Speaking of Mutual Respect | Hooray For Monday

Hooray for Monday is a weekly blog filled with questions, ideas, reflections, and actions we can all take to remodel the school experience for students. Prefer audio? Listen to the Hooray For Monday podcast! Available on your favorite platforms here.

March 4, 2024

By Jenna Fournel, Director of Teaching and Learning

For nearly a decade, Inspired Teaching’s Speak Truth program has provided a powerful example of our teaching philosophy in practice.

Over the next several weeks we’ll be looking at how giving students the reins when it comes to conversation in the classroom can boost engagement and lead to learning at a level you, and your students, never imagined. If you’re curious to learn more, join us for our March online Inspired Teaching Institutes for teachers (3/13 and 3/19 at 7 PM ET) which focus on bringing the Speak Truth model into all classrooms.

Last Monday, a group of high school students from six different Washington, DC schools came together for a Speak Truth discussion on whether punishment is an effective way to prevent someone from breaking rules.

At the outset, the group was neutral on the topic, noting that much depends on circumstances. But as we explored the concept in the context of rule-breaking in school and crime in the world outside of school, our discussion shifted to thinking about what causes a person to break a rule in the first place. When students considered the root causes of failing to adhere to a school’s dress code (“not having enough clothes at home to fit the uniform criteria” “not fortunate enough to buy more uniforms”), or choosing to steal something from the corner store (“no parents supervising them at home” “some dealt with abuse and took it out on the world” “nobody to talk to about the problems they’re going through”), they examined the impact these factors can have on a child’s choices or lack thereof.

Through this lens, they considered whether schools help or hurt students’ capacity to follow rules. One noted, “Punishments will NOT prevent everyone from breaking a rule. In fact, it may lead to the opposite result occurring.”

Others agreed, noting that punishments often alienate children from the institutions designed to protect them because they ignore and do not help with the very real struggles at the core of the problems. As one student explained, “School is supposed to be a place where we can, you know, let go, learn something new, and not feel so stressed out. However, there is still something that’s escalating the feeling of frustration and disconnection and it potentially leads to negative behavior.”

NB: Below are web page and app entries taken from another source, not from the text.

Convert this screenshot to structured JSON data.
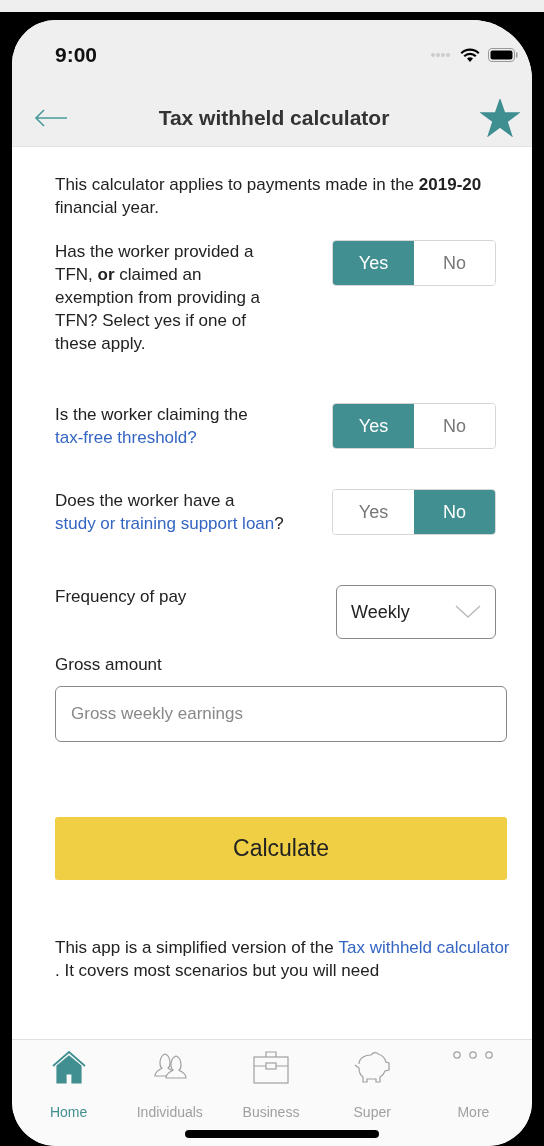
{
  "status_bar": {
    "time": "9:00"
  },
  "header": {
    "title": "Tax withheld calculator",
    "favorite": true
  },
  "intro": "This calculator applies to payments made in the **2019-20** financial year.",
  "questions": [
    {
      "parts": [
        {
          "kind": "text",
          "text": "Has the worker provided a TFN, **or** claimed an exemption from providing a TFN? Select yes if one of these apply."
        }
      ],
      "options": [
        {
          "label": "Yes",
          "selected": true
        },
        {
          "label": "No",
          "selected": false
        }
      ]
    },
    {
      "parts": [
        {
          "kind": "text",
          "text": "Is the worker claiming the "
        },
        {
          "kind": "link",
          "text": "tax-free threshold?"
        }
      ],
      "options": [
        {
          "label": "Yes",
          "selected": true
        },
        {
          "label": "No",
          "selected": false
        }
      ]
    },
    {
      "parts": [
        {
          "kind": "text",
          "text": "Does the worker have a "
        },
        {
          "kind": "link",
          "text": "study or training support loan"
        },
        {
          "kind": "text",
          "text": "?"
        }
      ],
      "options": [
        {
          "label": "Yes",
          "selected": false
        },
        {
          "label": "No",
          "selected": true
        }
      ]
    }
  ],
  "frequency": {
    "label": "Frequency of pay",
    "value": "Weekly"
  },
  "gross": {
    "label": "Gross amount",
    "placeholder": "Gross weekly earnings"
  },
  "calculate_button": "Calculate",
  "footer_parts": [
    {
      "kind": "text",
      "text": "This app is a simplified version of the "
    },
    {
      "kind": "link",
      "text": "Tax withheld calculator"
    },
    {
      "kind": "text",
      "text": ". It covers most scenarios but you will need"
    }
  ],
  "tab_bar": [
    {
      "label": "Home",
      "selected": true
    },
    {
      "label": "Individuals",
      "selected": false
    },
    {
      "label": "Business",
      "selected": false
    },
    {
      "label": "Super",
      "selected": false
    },
    {
      "label": "More",
      "selected": false
    }
  ]
}
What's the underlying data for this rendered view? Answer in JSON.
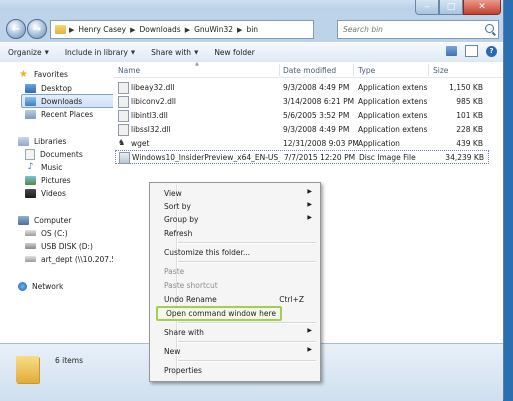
{
  "window": {
    "caption": {
      "minimize": "‒",
      "maximize": "□",
      "close": "✕"
    }
  },
  "address": {
    "segments": [
      "Henry Casey",
      "Downloads",
      "GnuWin32",
      "bin"
    ],
    "search_placeholder": "Search bin"
  },
  "toolbar": {
    "organize": "Organize",
    "include_in_library": "Include in library",
    "share_with": "Share with",
    "new_folder": "New folder"
  },
  "nav": {
    "favorites": "Favorites",
    "desktop": "Desktop",
    "downloads": "Downloads",
    "recent_places": "Recent Places",
    "libraries": "Libraries",
    "documents": "Documents",
    "music": "Music",
    "pictures": "Pictures",
    "videos": "Videos",
    "computer": "Computer",
    "os_c": "OS (C:)",
    "usb_disk": "USB DISK (D:)",
    "art_dept": "art_dept (\\\\10.207.52",
    "network": "Network"
  },
  "columns": {
    "name": "Name",
    "date_modified": "Date modified",
    "type": "Type",
    "size": "Size"
  },
  "files": [
    {
      "name": "libeay32.dll",
      "date": "9/3/2008 4:49 PM",
      "type": "Application extens...",
      "size": "1,150 KB"
    },
    {
      "name": "libiconv2.dll",
      "date": "3/14/2008 6:21 PM",
      "type": "Application extens...",
      "size": "985 KB"
    },
    {
      "name": "libintl3.dll",
      "date": "5/6/2005 3:52 PM",
      "type": "Application extens...",
      "size": "101 KB"
    },
    {
      "name": "libssl32.dll",
      "date": "9/3/2008 4:49 PM",
      "type": "Application extens...",
      "size": "228 KB"
    },
    {
      "name": "wget",
      "date": "12/31/2008 9:03 PM",
      "type": "Application",
      "size": "439 KB"
    },
    {
      "name": "Windows10_InsiderPreview_x64_EN-US_1...",
      "date": "7/7/2015 12:20 PM",
      "type": "Disc Image File",
      "size": "34,239 KB"
    }
  ],
  "status": {
    "count": "6 items"
  },
  "context_menu": {
    "view": "View",
    "sort_by": "Sort by",
    "group_by": "Group by",
    "refresh": "Refresh",
    "customize": "Customize this folder...",
    "paste": "Paste",
    "paste_shortcut": "Paste shortcut",
    "undo_rename": "Undo Rename",
    "undo_shortcut": "Ctrl+Z",
    "open_cmd": "Open command window here",
    "share_with": "Share with",
    "new": "New",
    "properties": "Properties"
  },
  "colors": {
    "highlight_border": "#9fd14f",
    "selection": "#cfe0f7"
  }
}
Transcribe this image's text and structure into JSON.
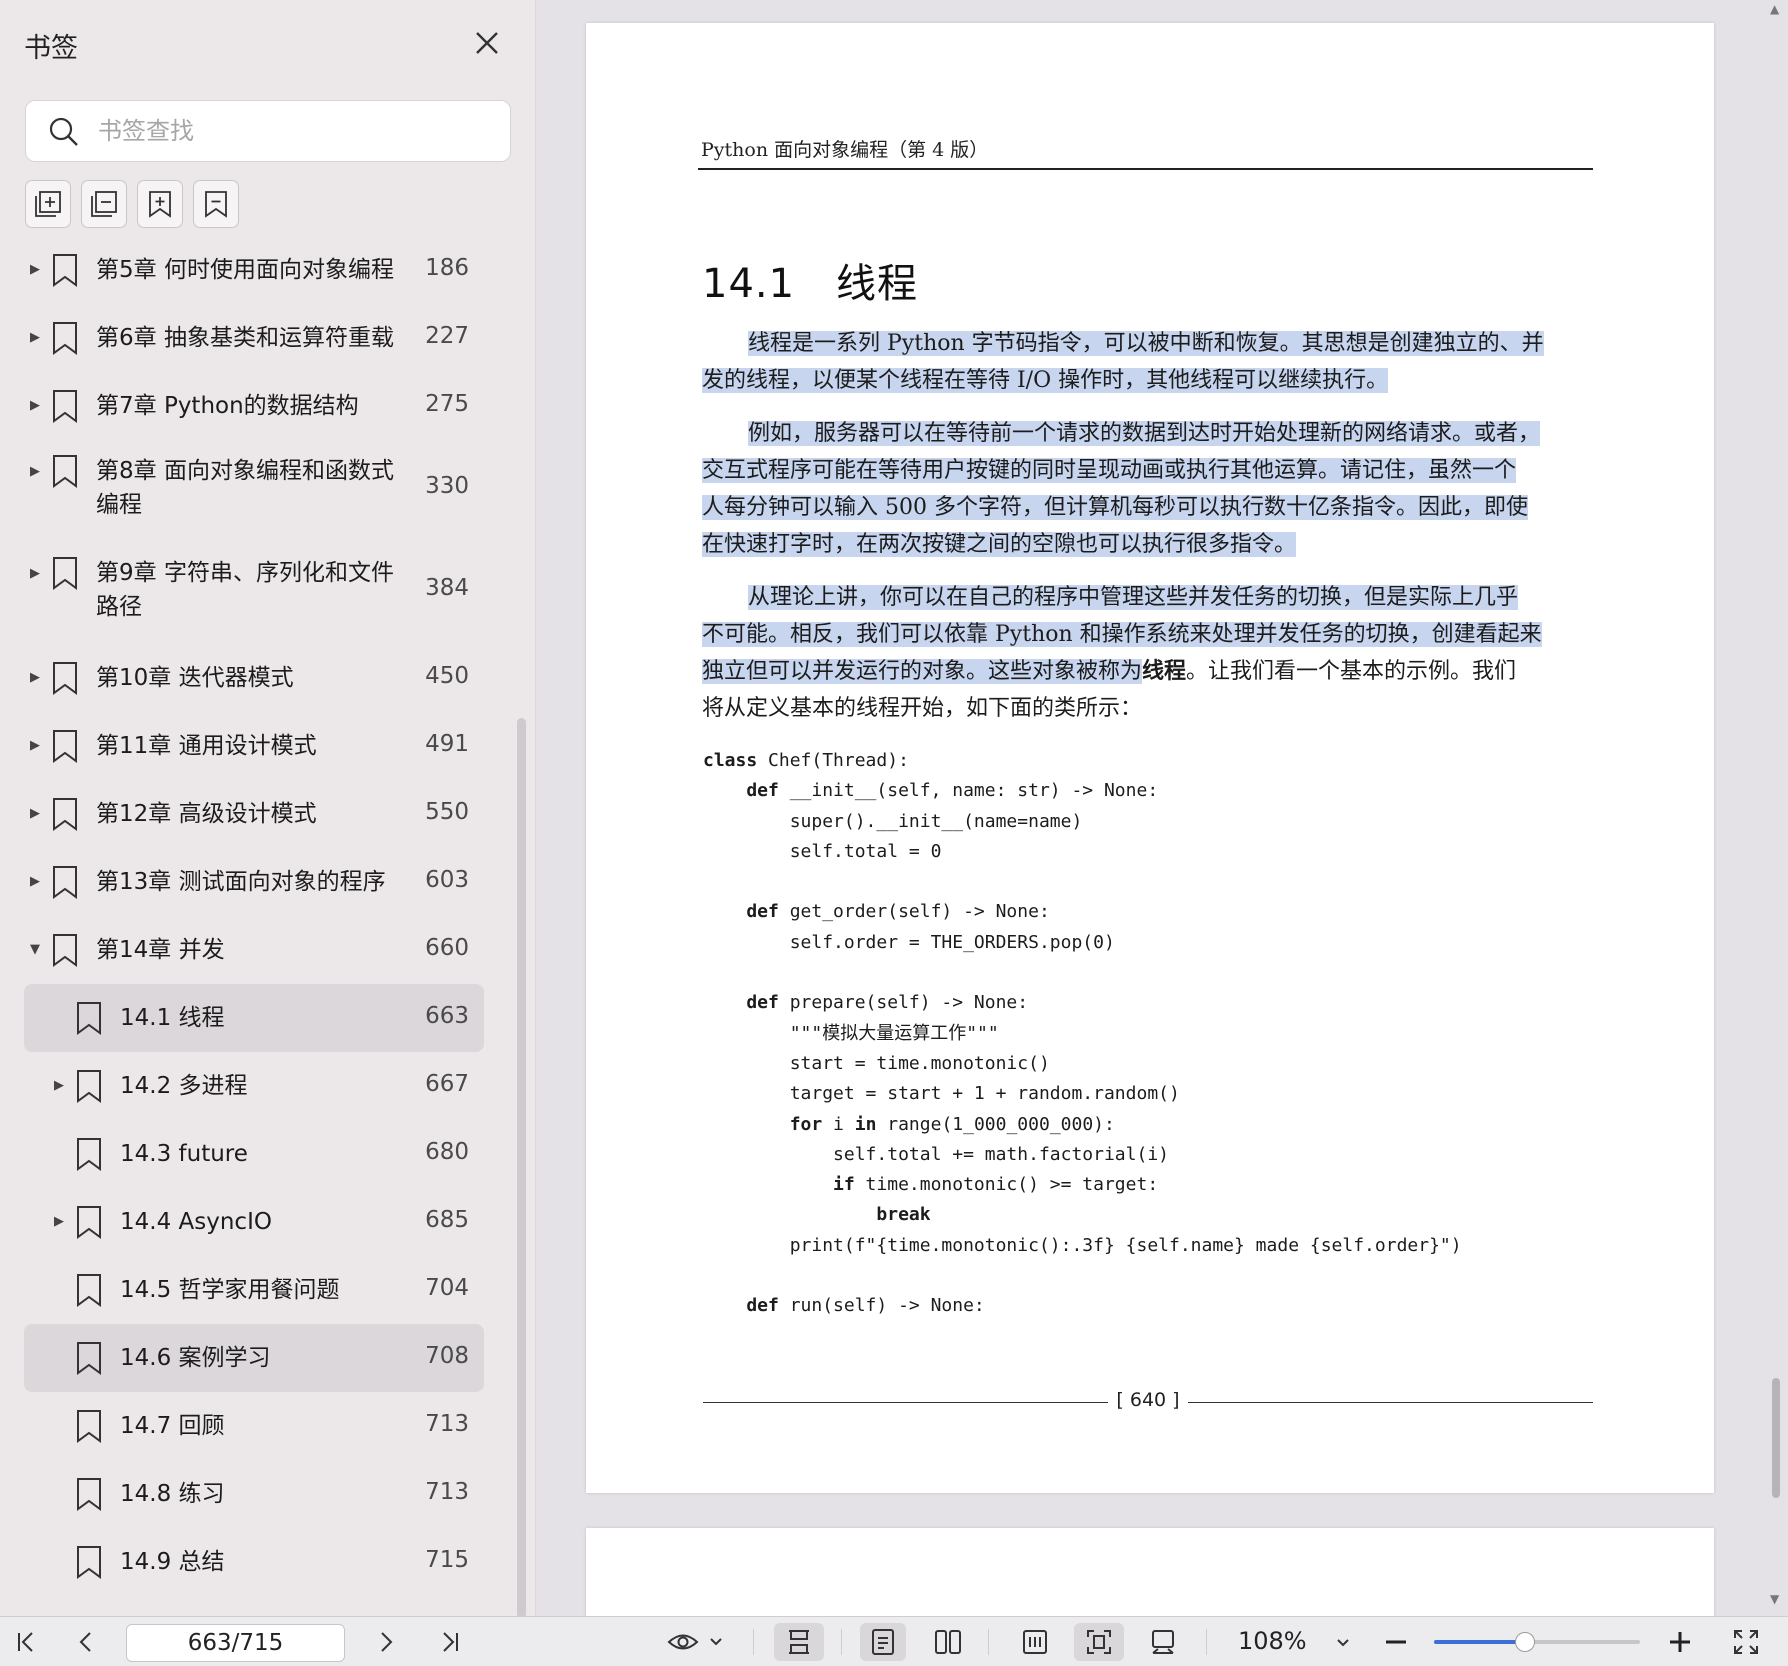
{
  "sidebar": {
    "title": "书签",
    "search_placeholder": "书签查找",
    "bookmarks": [
      {
        "label": "第5章 何时使用面向对象编程",
        "page": "186",
        "expanded": false,
        "level": 0
      },
      {
        "label": "第6章 抽象基类和运算符重载",
        "page": "227",
        "expanded": false,
        "level": 0
      },
      {
        "label": "第7章 Python的数据结构",
        "page": "275",
        "expanded": false,
        "level": 0
      },
      {
        "label": "第8章 面向对象编程和函数式",
        "label2": "编程",
        "page": "330",
        "expanded": false,
        "level": 0
      },
      {
        "label": "第9章 字符串、序列化和文件",
        "label2": "路径",
        "page": "384",
        "expanded": false,
        "level": 0
      },
      {
        "label": "第10章 迭代器模式",
        "page": "450",
        "expanded": false,
        "level": 0
      },
      {
        "label": "第11章 通用设计模式",
        "page": "491",
        "expanded": false,
        "level": 0
      },
      {
        "label": "第12章 高级设计模式",
        "page": "550",
        "expanded": false,
        "level": 0
      },
      {
        "label": "第13章 测试面向对象的程序",
        "page": "603",
        "expanded": false,
        "level": 0
      },
      {
        "label": "第14章 并发",
        "page": "660",
        "expanded": true,
        "level": 0
      },
      {
        "label": "14.1 线程",
        "page": "663",
        "level": 1,
        "selected": true
      },
      {
        "label": "14.2 多进程",
        "page": "667",
        "level": 1,
        "expanded": false
      },
      {
        "label": "14.3 future",
        "page": "680",
        "level": 1
      },
      {
        "label": "14.4 AsyncIO",
        "page": "685",
        "level": 1,
        "expanded": false
      },
      {
        "label": "14.5 哲学家用餐问题",
        "page": "704",
        "level": 1
      },
      {
        "label": "14.6 案例学习",
        "page": "708",
        "level": 1,
        "hover": true
      },
      {
        "label": "14.7 回顾",
        "page": "713",
        "level": 1
      },
      {
        "label": "14.8 练习",
        "page": "713",
        "level": 1
      },
      {
        "label": "14.9 总结",
        "page": "715",
        "level": 1
      }
    ]
  },
  "document": {
    "running_header": "Python 面向对象编程（第 4 版）",
    "section_title": "14.1　线程",
    "p1": {
      "l1": "线程是一系列 Python 字节码指令，可以被中断和恢复。其思想是创建独立的、并",
      "l2": "发的线程，以便某个线程在等待 I/O 操作时，其他线程可以继续执行。"
    },
    "p2": {
      "l1": "例如，服务器可以在等待前一个请求的数据到达时开始处理新的网络请求。或者，",
      "l2": "交互式程序可能在等待用户按键的同时呈现动画或执行其他运算。请记住，虽然一个",
      "l3": "人每分钟可以输入 500 多个字符，但计算机每秒可以执行数十亿条指令。因此，即使",
      "l4": "在快速打字时，在两次按键之间的空隙也可以执行很多指令。"
    },
    "p3": {
      "l1": "从理论上讲，你可以在自己的程序中管理这些并发任务的切换，但是实际上几乎",
      "l2": "不可能。相反，我们可以依靠 Python 和操作系统来处理并发任务的切换，创建看起来",
      "l3": "独立但可以并发运行的对象。这些对象被称为",
      "l3_bold": "线程",
      "l3_rest": "。让我们看一个基本的示例。我们",
      "l4": "将从定义基本的线程开始，如下面的类所示："
    },
    "code": {
      "c1a": "class",
      "c1b": " Chef(Thread):",
      "c2a": "    def",
      "c2b": " __init__(self, name: str) -> None:",
      "c3": "        super().__init__(name=name)",
      "c4": "        self.total = 0",
      "c5": "",
      "c6a": "    def",
      "c6b": " get_order(self) -> None:",
      "c7": "        self.order = THE_ORDERS.pop(0)",
      "c8": "",
      "c9a": "    def",
      "c9b": " prepare(self) -> None:",
      "c10": "        \"\"\"模拟大量运算工作\"\"\"",
      "c11": "        start = time.monotonic()",
      "c12": "        target = start + 1 + random.random()",
      "c13a": "        for",
      "c13b": " i ",
      "c13c": "in",
      "c13d": " range(1_000_000_000):",
      "c14": "            self.total += math.factorial(i)",
      "c15a": "            if",
      "c15b": " time.monotonic() >= target:",
      "c16a": "                break",
      "c17": "        print(f\"{time.monotonic():.3f} {self.name} made {self.order}\")",
      "c18": "",
      "c19a": "    def",
      "c19b": " run(self) -> None:"
    },
    "page_footer": "[ 640 ]"
  },
  "toolbar": {
    "page_indicator": "663/715",
    "zoom": "108%",
    "zoom_slider_fraction": 0.44
  },
  "colors": {
    "highlight": "#c7d5ef",
    "accent": "#3a6fd8",
    "sidebar_bg": "#ece8ea"
  }
}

Listen to this week’s Hooray For Monday podcast episode for more thoughtful insights from our Speak Truth participants.

I found it poignant that so many of the student reflections mirrored the concerns Jonathan Kozol expressed in our interview last week. Young people can help us better see the flaws in our adult systems and offering them the space to do so is a critical component of Mutual Respect, one of Inspired Teaching’s 5 Core Elements.  

Mutual Respect is central to Speak Truth discussions because students take on the responsibility of actively listening to and connecting with one another.

The discussion provides an open space for wrestling with the things that matter in their lives. It models what is possible when a student’s voice and perspective can be held with curiosity and not judgment by their peers. In today’s resources we share four ways we bring Mutual Respect into the design of Speak Truth sessions.

May you find something new to try this week!

For additional insights, resources, and information on Inspired Teaching teacher and youth programming, subscribe to the Hooray For Monday newsletter!

Hooray For Monday is an award-winning weekly publication by Center for Inspired Teaching, an independent nonprofit organization that invests in and supports teachers. Inspired Teaching provides transformative, improvisation-based professional learning for teachers that is 100% engaging – intellectually, emotionally, and physically. Our mission is to create radical change in the school experience – away from compliance and toward authentic engagement.

Listen to This Issue of Hooray For Monday

[showmodule id="1045"] [showmodule id="140"] [showmodule id="141"]